What you need to do> What I need is an exact repeat of the lines from the one with "Transcribe this image's" through the end of the listing below. Leave out every picture.

Data provided>
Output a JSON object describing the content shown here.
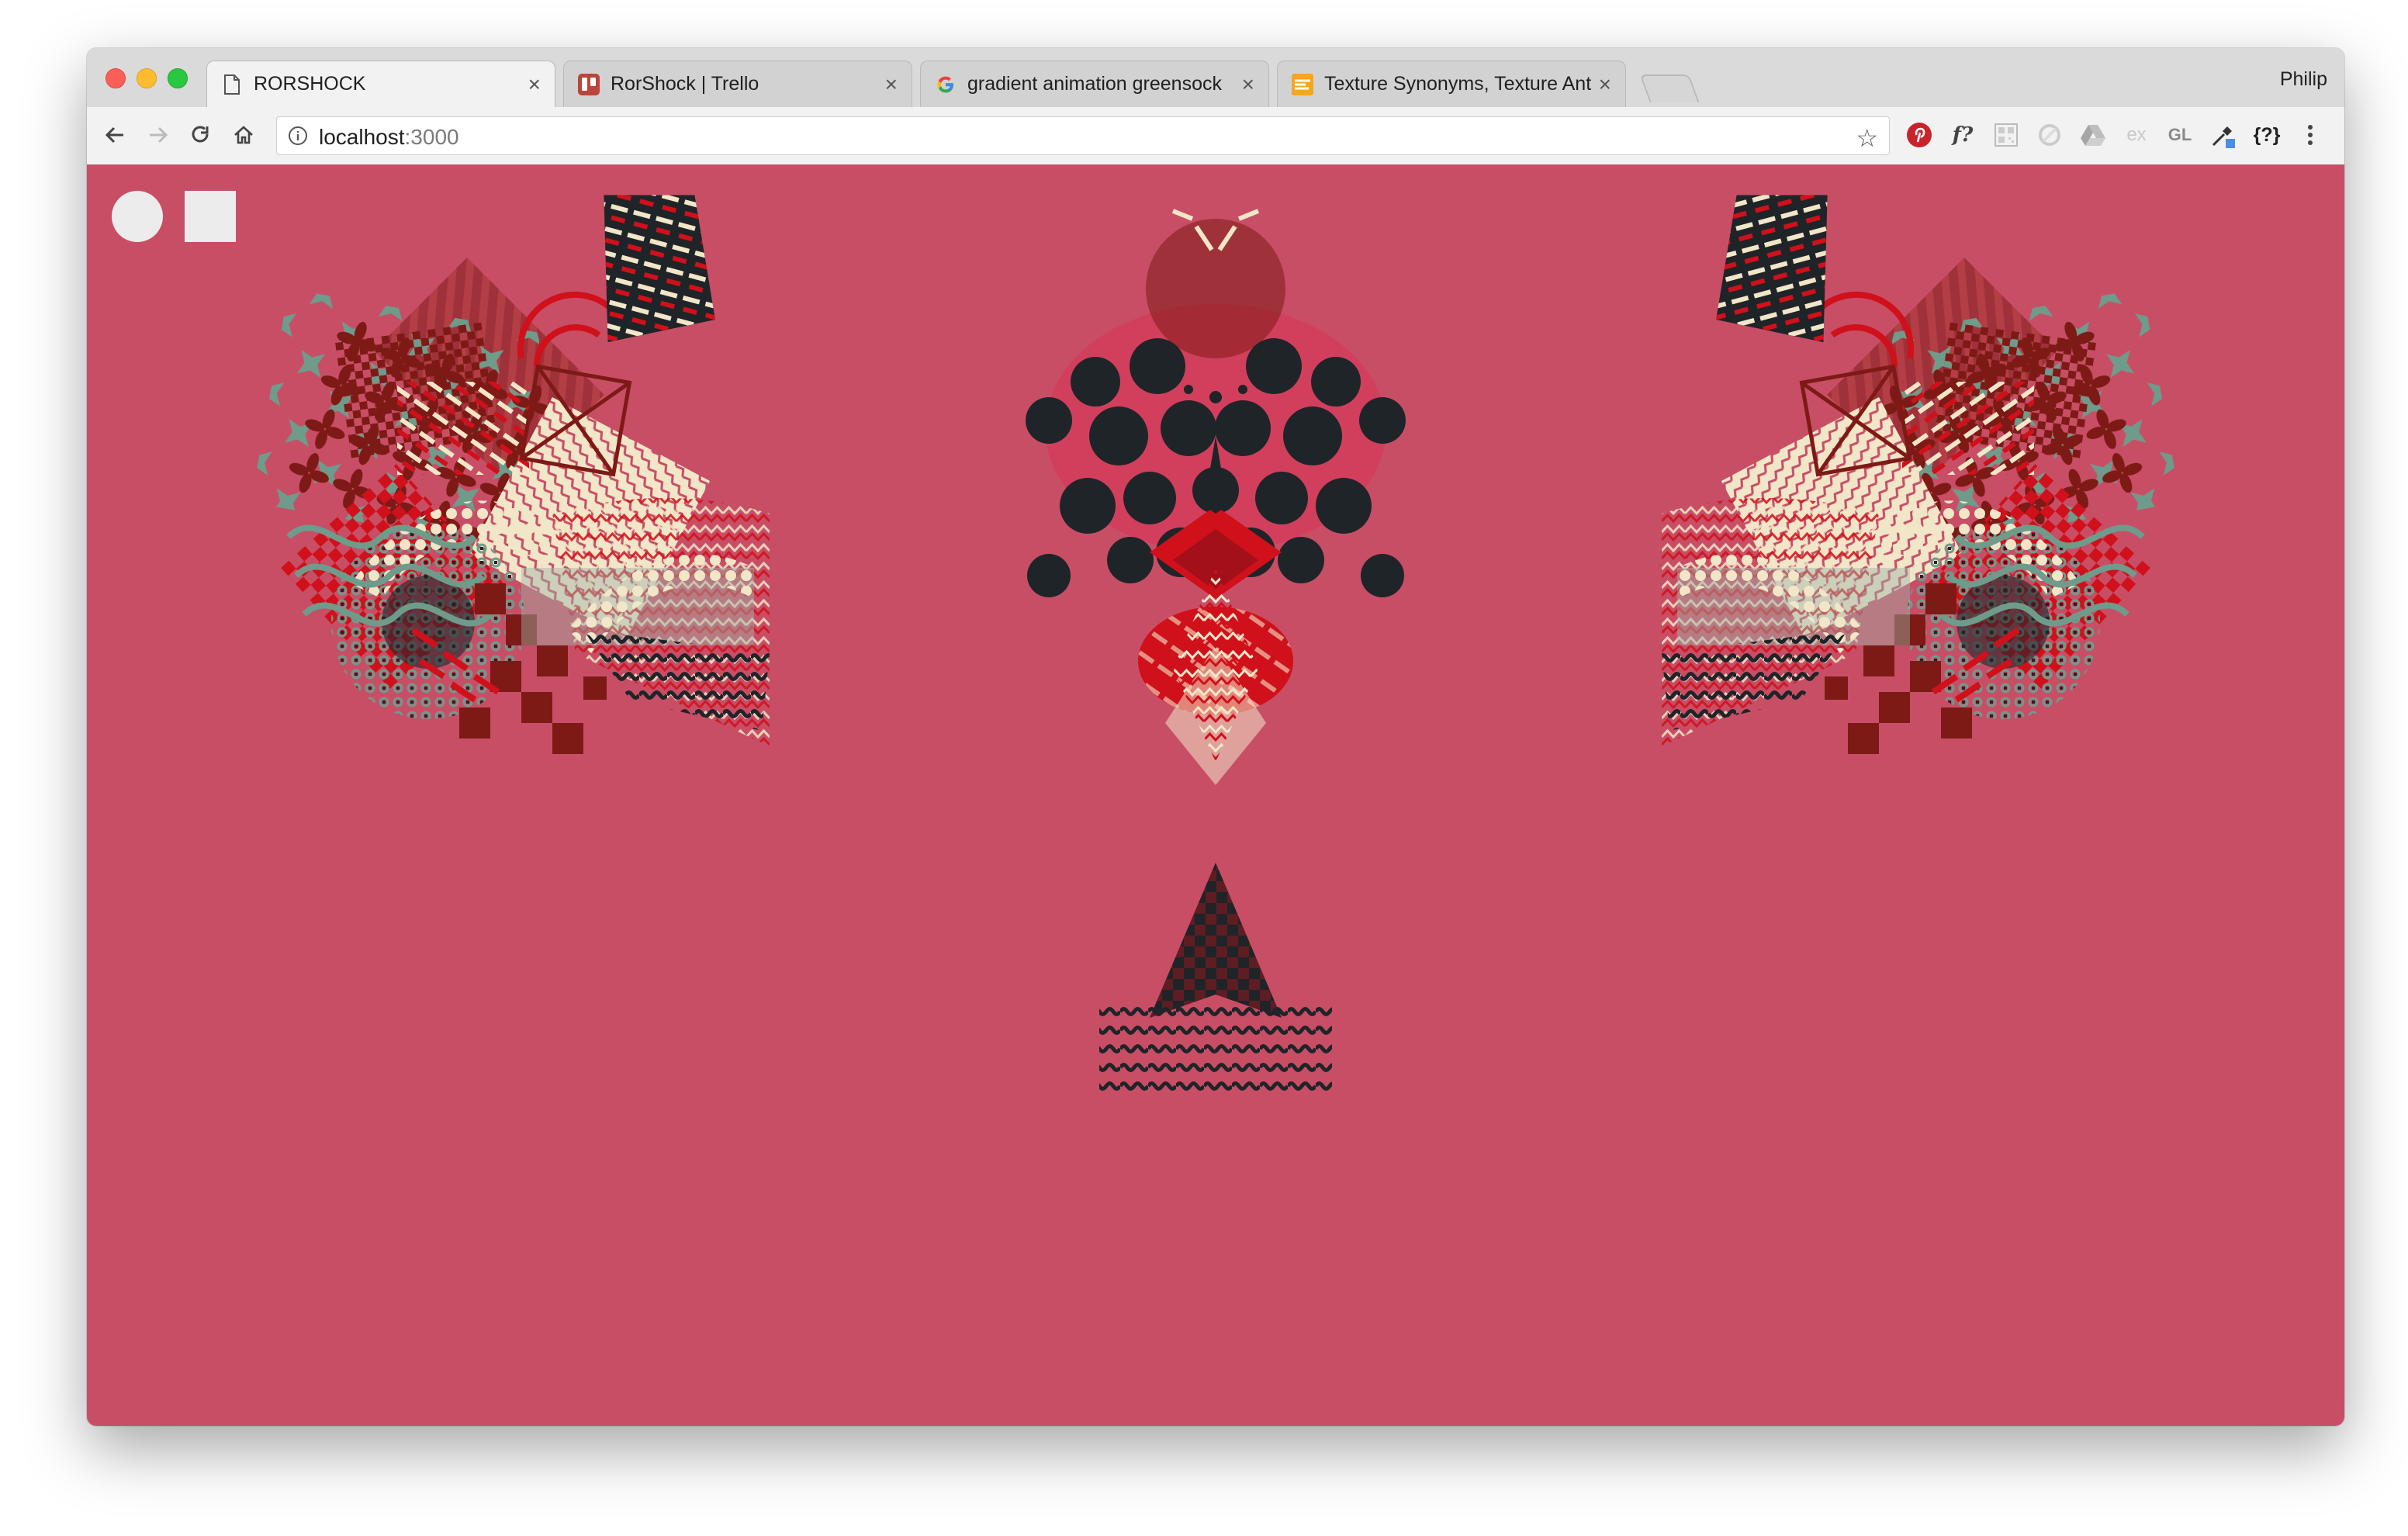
{
  "browser": {
    "profile_name": "Philip",
    "tabs": [
      {
        "title": "RORSHOCK",
        "icon": "document-icon",
        "active": true
      },
      {
        "title": "RorShock | Trello",
        "icon": "trello-icon",
        "active": false
      },
      {
        "title": "gradient animation greensock",
        "icon": "google-icon",
        "active": false
      },
      {
        "title": "Texture Synonyms, Texture Ant",
        "icon": "thesaurus-icon",
        "active": false
      }
    ],
    "tab_close_glyph": "×",
    "address": {
      "host": "localhost",
      "port": ":3000"
    },
    "extensions": [
      "pinterest-icon",
      "whatfont-icon",
      "qr-icon",
      "ext-icon",
      "drive-icon",
      "ex-icon",
      "gl-icon",
      "eyedropper-icon",
      "json-icon",
      "menu-icon"
    ],
    "extension_labels": {
      "whatfont": "f?",
      "ex": "ex",
      "gl": "GL",
      "json": "{?}"
    }
  },
  "page": {
    "background": "#c84e66",
    "controls": [
      {
        "shape": "circle",
        "color": "#ececec"
      },
      {
        "shape": "square",
        "color": "#ececec"
      }
    ],
    "artwork_palette": {
      "dark_red": "#7d1a16",
      "red": "#d0101a",
      "charcoal": "#1f2428",
      "cream": "#f1e6c8",
      "teal": "#6f9b8a",
      "rose": "#c1495f"
    }
  }
}
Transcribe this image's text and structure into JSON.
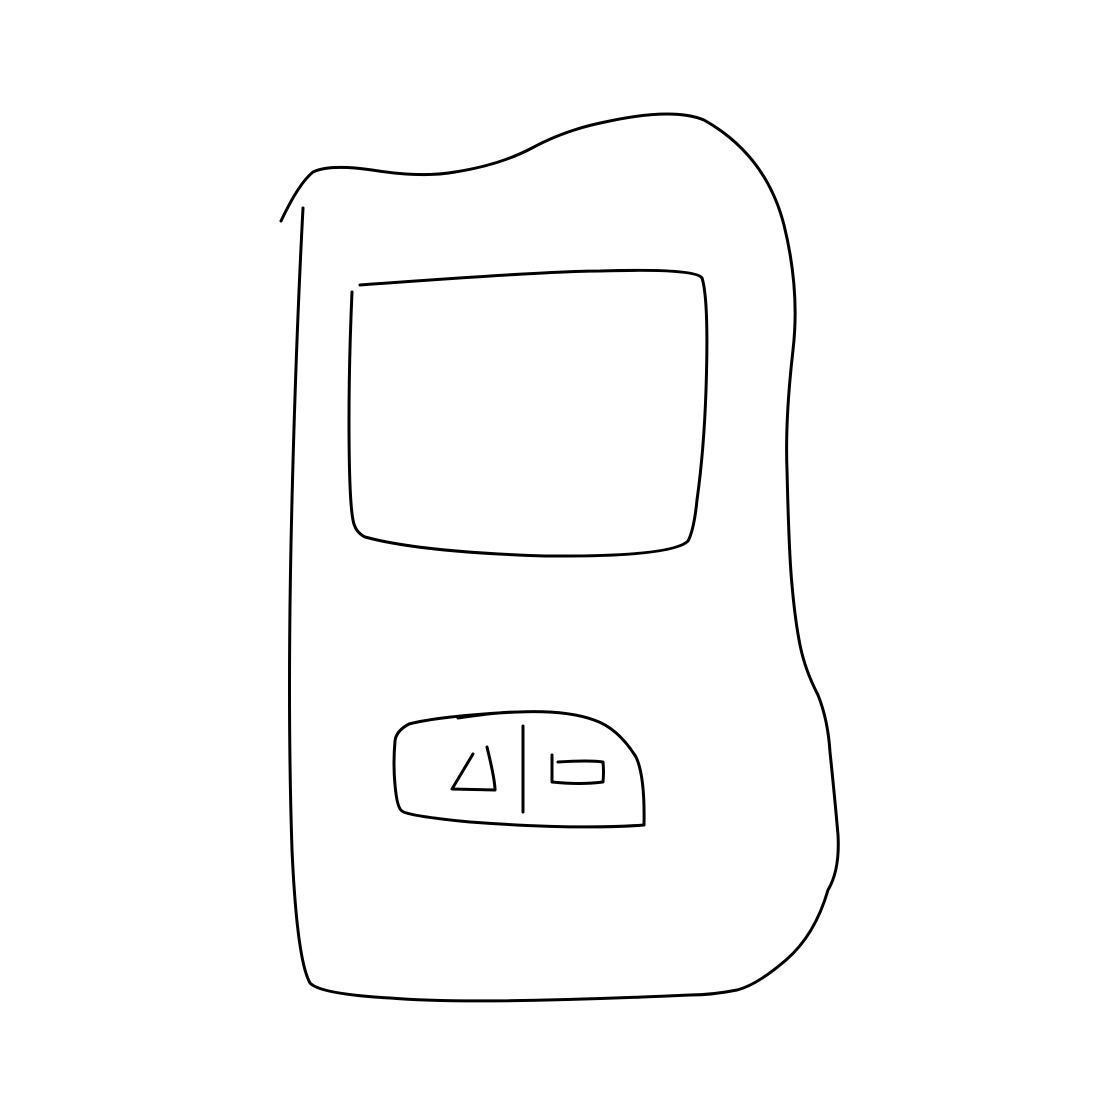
{
  "drawing": {
    "background_color": "#ffffff",
    "stroke_color": "#000000",
    "subject": "handheld-device-sketch",
    "button_icons": [
      "triangle-icon",
      "divider-line",
      "rectangle-icon"
    ]
  }
}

Task output>
Transcribe this image's text and structure into JSON.
{
  "drawing": {
    "background_color": "#ffffff",
    "stroke_color": "#000000",
    "subject": "handheld-device-sketch",
    "button_icons": [
      "triangle-icon",
      "divider-line",
      "rectangle-icon"
    ]
  }
}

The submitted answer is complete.